The research collection of fishes at TUBRI is the largest collection of post larval fishes in the world, with over 7 million specimens in over 200,000 lots. Recently renamed in honor of Royal D. Suttkus, the collection also features a type room housing 33 holotypes and 38,835 paratypes representing 125 species, a separately curated osteological collection with 1352 specimens (271 species in 55 families) of which 638 (150 species, 20 families) are cleared and stained preparations, 2010 radiographs representing 21,988 specimens from 284 species and 8 hybrids in 36 families, 2428 scale and otolith samples representing 26 species from 12 families, and 77 sets of branchiostegals of two species of Lepisosteus.
The collection is divided among two buildings, one housing jar lots of hagfishes through catfishes and the second housing tank specimens and jar lots of minnows through tetraodontiform fishes. Other facilities include a library featuring ichthyological literature and reprints, alcohol redistillation equipment, and a specimen imaging room for 2-D and 3-D imaging of specimens (see Intelligent Fish Identification System description under Featured Projects) .

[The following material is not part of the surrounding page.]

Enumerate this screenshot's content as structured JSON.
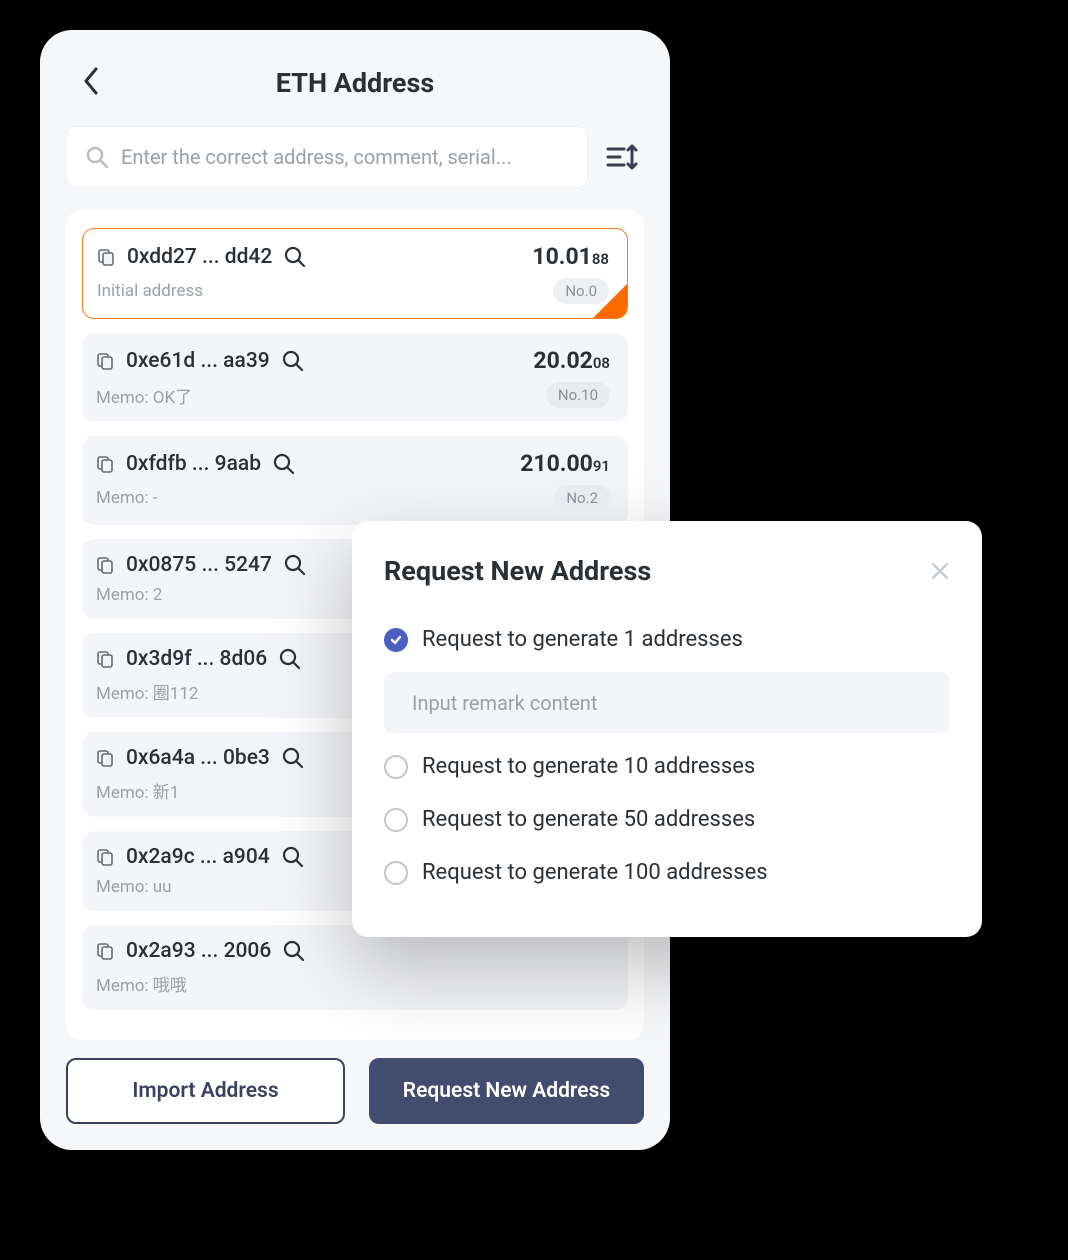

The majority of material in the collection is from freshwater river basins in the Gulf-South region (Texas, Louisiana, Mississippi, Alabama, Florida, Arkansas, Tennessee and Georgia) with diminishing representation northward, north eastward and north westward. The river systems most prominently represented in the collection are, from west to east, Neches, Sabine, Calcasieu, Red, Ouachita, Mississippi, Lake Pontchartrain drainages, Pearl, Pascagoula, small coastal rivers between the Pearl and Pascagoula, Tombigbee, Alabama, and Apalachicola. Colorado River fishes and fishes of other southwestern rivers are well represented. There is extensive representation of Central American (principally Costa Rican) fishes, good representation of the fishes of eastern and central Mexico, and even a few collections of South American fishes. Marine fishes in the collection are mainly from estuaries and inshore waters of the northern Gulf of Mexico. However, the Caribbean Sea and the Atlantic Coast are moderately represented and there is a scattering of collections from the Pacific Coast of North, Central and South America. There are a few collections from the Indian Ocean off Thailand and Australia, and there is material (fresh and saltwater) coming into the Collection from Indonesia.

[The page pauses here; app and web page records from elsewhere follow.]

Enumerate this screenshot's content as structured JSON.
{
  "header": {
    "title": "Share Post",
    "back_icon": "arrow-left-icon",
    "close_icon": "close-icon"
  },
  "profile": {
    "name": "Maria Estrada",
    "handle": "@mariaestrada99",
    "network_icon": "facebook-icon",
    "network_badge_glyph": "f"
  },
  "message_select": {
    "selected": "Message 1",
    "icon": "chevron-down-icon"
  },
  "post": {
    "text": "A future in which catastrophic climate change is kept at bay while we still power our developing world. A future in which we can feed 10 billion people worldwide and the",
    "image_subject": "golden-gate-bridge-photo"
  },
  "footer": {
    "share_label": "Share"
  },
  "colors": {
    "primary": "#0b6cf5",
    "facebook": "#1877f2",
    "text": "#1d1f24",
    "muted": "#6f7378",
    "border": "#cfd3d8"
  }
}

Specimens are contained in Museum-quality, glass jars ranging in size from 4 ounces to 3 liters. The vast majority of the jars are bail-top preserving jars of the highest quality. There are also more than 900 large glass jugs (2-, 3-, and 5-gallon); 160 stainless steel tanks (96 - 36" x 15" x 15" tanks and 64 - 18" x 15" x 15" tanks); 19 wooden tanks (7 - 48" x 20" x 20", 2 - 60" x 20" x 20", 7 - 72" x 20" x 20", and 3 - 96" x 30" x 30") and 52 plastic tanks (44 1/2" x 39 1/2" x 24"). All of the jars in the collection have labels of high quality parchment paper or Tyvec polyethylene fiber. All specimens are formalin fixed. Jar lots are preserved in 70% ethanol; tank specimens are preserved in 50% isopropanol. The collection is completely digitized and 95% georeferenced. Records of the collection are accessible on line through GBIF and the FishNet2 network of fish collection databases, which is presently managed by TUBRI. Anyone interested in borrowing specimens from the collection should take a moment to review our Loan Policy Statement and contact the Collection Manager, Justin Mann.